Our smart speakers continue to get smarter over time, and one of the features recently added to the kit made by Amazon and Google is support for multi-room audio — in other words, the option to play the same tunes in multiple rooms at once. Here's how to set it up with a group of Amazon Echos, Google Homes, or Sonos smart speakers.
There are various tweaks and caveats to bear in mind depending on the type of system you're using, which we've mentioned below. Overall though, the setup procedure isn't difficult to manage, and you can easily edit your speaker configuration whenever you need to (should you shift one speaker to a different room, for example).
Once you've got your Echo plugged in and showing an orange light on the top, you need to fire up the Alexa app for Android or iOS and choose Settings then Set up a new device from the main app menu. Follow the instructions on screen to get the Echo connected, then repeat the process for all the smart speakers you've got (note that third-party Alexa-enabled speakers aren't supported).
To get your choice of music platforms added, go to Settings then Music & Media - just tap on any of the services you see, such as Spotify, to enter your login credentials and get the service working with your Echo devices. Tap Choose default music services to pick which one is started up automatically in response to a voice command.
Next, choose Settings again and pick Multi-Room Music under the Audio Groups heading. Either pick from one of the presets (like "Dining Room") or enter a custom name and tap Next — the following screen lets you pick from all the Echos you've set up. Tap Save and you're just about ready to go.
Now you can tell Alexa to play music just as you normally would, except you add in the name of the new group of devices you've just configured: So "Alexa, play Phoebe Bridgers downstairs" would work, for example (just drop in whichever artist you want to listen to). Your new group appears under the Smart Home entry in the Alexa app menu and can be edited from there.
Use the normal commands - like "Alexa, stop" - or the Alexa app to control playback, and your actions will take effect across all the speakers in the group. Note that if you want to play different music on different speakers or groups of speakers at the same time, you need an Amazon Music Unlimited Family Plan.
Setting up a Google Home speaker couldn't be much more straightforward: You plug it in, wait for the welcome message to sound, then load up the Google Home app for Android or iOS. Inside the app, you should see a "device found" message at the top, so just tap Set up and follow the instructions. Repeat the process for your other Google Home speakers.
You'll get prompted to add various music services during the setup process, but you can edit them at any time by choosing Music from the main menu in the Google Home app — just tap on the music service provider name to add it, and check the box next to the one you want to use by default (the one that gets used unless you specify another).

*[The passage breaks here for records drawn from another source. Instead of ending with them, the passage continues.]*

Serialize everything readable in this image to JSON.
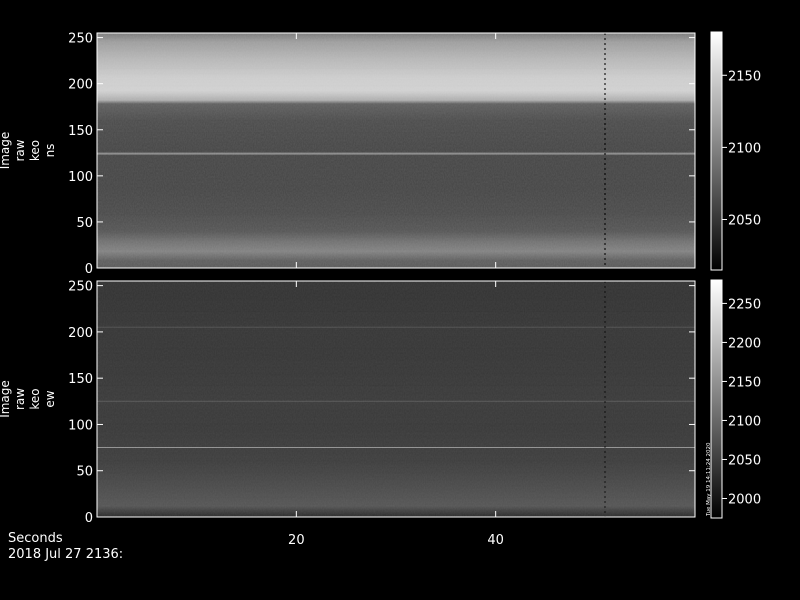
{
  "chart_data": [
    {
      "type": "heatmap",
      "ylabel_lines": [
        "Image",
        "raw",
        "keo",
        "ns"
      ],
      "ylim": [
        0,
        255
      ],
      "yticks": [
        0,
        50,
        100,
        150,
        200,
        250
      ],
      "xlim": [
        0,
        60
      ],
      "colorbar": {
        "ticks": [
          2050,
          2100,
          2150
        ],
        "range": [
          2015,
          2180
        ]
      },
      "row_profile": [
        {
          "y": 0,
          "v": 2075
        },
        {
          "y": 8,
          "v": 2078
        },
        {
          "y": 18,
          "v": 2100
        },
        {
          "y": 28,
          "v": 2090
        },
        {
          "y": 40,
          "v": 2072
        },
        {
          "y": 60,
          "v": 2065
        },
        {
          "y": 90,
          "v": 2062
        },
        {
          "y": 122,
          "v": 2062
        },
        {
          "y": 124,
          "v": 2110
        },
        {
          "y": 126,
          "v": 2062
        },
        {
          "y": 160,
          "v": 2066
        },
        {
          "y": 178,
          "v": 2078
        },
        {
          "y": 182,
          "v": 2128
        },
        {
          "y": 192,
          "v": 2150
        },
        {
          "y": 205,
          "v": 2148
        },
        {
          "y": 225,
          "v": 2135
        },
        {
          "y": 245,
          "v": 2118
        },
        {
          "y": 255,
          "v": 2095
        }
      ]
    },
    {
      "type": "heatmap",
      "ylabel_lines": [
        "Image",
        "raw",
        "keo",
        "ew"
      ],
      "ylim": [
        0,
        255
      ],
      "yticks": [
        0,
        50,
        100,
        150,
        200,
        250
      ],
      "xlim": [
        0,
        60
      ],
      "colorbar": {
        "ticks": [
          2000,
          2050,
          2100,
          2150,
          2200,
          2250
        ],
        "range": [
          1975,
          2280
        ]
      },
      "colorbar_annotation": "Tue May 19 14:11:24 2020",
      "row_profile": [
        {
          "y": 0,
          "v": 2030
        },
        {
          "y": 4,
          "v": 2045
        },
        {
          "y": 12,
          "v": 2080
        },
        {
          "y": 25,
          "v": 2072
        },
        {
          "y": 45,
          "v": 2060
        },
        {
          "y": 60,
          "v": 2052
        },
        {
          "y": 74,
          "v": 2050
        },
        {
          "y": 75,
          "v": 2160
        },
        {
          "y": 76,
          "v": 2050
        },
        {
          "y": 100,
          "v": 2046
        },
        {
          "y": 124,
          "v": 2048
        },
        {
          "y": 125,
          "v": 2085
        },
        {
          "y": 126,
          "v": 2048
        },
        {
          "y": 160,
          "v": 2044
        },
        {
          "y": 204,
          "v": 2043
        },
        {
          "y": 205,
          "v": 2075
        },
        {
          "y": 206,
          "v": 2043
        },
        {
          "y": 235,
          "v": 2040
        },
        {
          "y": 255,
          "v": 2040
        }
      ]
    }
  ],
  "xaxis": {
    "label": "Seconds",
    "ticks": [
      20,
      40
    ]
  },
  "date_label": "2018 Jul 27 2136:"
}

That's enough to play music on one Google Home. To link them together, open the Google Home app and tap the Devices button in the top right-hand corner. Tap the menu button (the three dots) on one of the devices you want to group together, then choose Create group — give the group a name, pick the speakers and devices to include in it, then tap the Save button.
After a few seconds, this new group appears as a separate card inside the Google Home app - you can then control the group with voice commands or cast the audio from an app to it just as you can to an individual speaker. Note that Chromecast audio devices can be added to a group as well as Google Home speakers.
With that done, just talk to the group as you would a normal Google Home speaker: Say "hey Google, play rock on upstairs", or "hey Google, play next song on upstairs", or "hey Google, set volume to 40 per cent on upstairs", for example.
Sonos has of course been in the multi-room streaming game longer than Amazon or Google have, and everything is very easy to set up — though you want have any voice control. With your Sonos speaker plugged in, download the Sonos app for Android or iOS, then choose Set up a new Sonos system when you've launched the app. Follow the instructions on screen to configure the speaker for use, and repeat for any other Sonos speakers you've got.
Sonos is geared for multi-room audio right from the bat, so you can just hit the speakers button at the bottom of the playback window, then select multiple speakers to hear your tunes on all of them at once, no further configuration required. Or, just select the speakers downstairs, or the speakers upstairs... it just takes a few taps.
If you have more than one Sonos speaker in the same room, then you can group them: Inside the Sonos app, tap the Rooms tab, then tap Group next to one speaker — pick the other speakers in the same room, then Done to confirm. You can have multiple groups and jump between them.
The Sonos software includes some neat tricks that show it still has an edge over Google and Amazon. You can, for example, stop playback in one room and pick it up from the same point in another — just tap the speakers button on the playback window, tick the room you're going into and untick the room you're leaving, and off you go.
It's also possible to link two speakers together in stereo configuration, if needed. Tap More then Settings and Room Settings: Pick your first speaker, then choose Create Stereo Pair, and select the second speaker. You'll need to press the volume buttons as prompted to show which speaker is on the left, then you're good to go.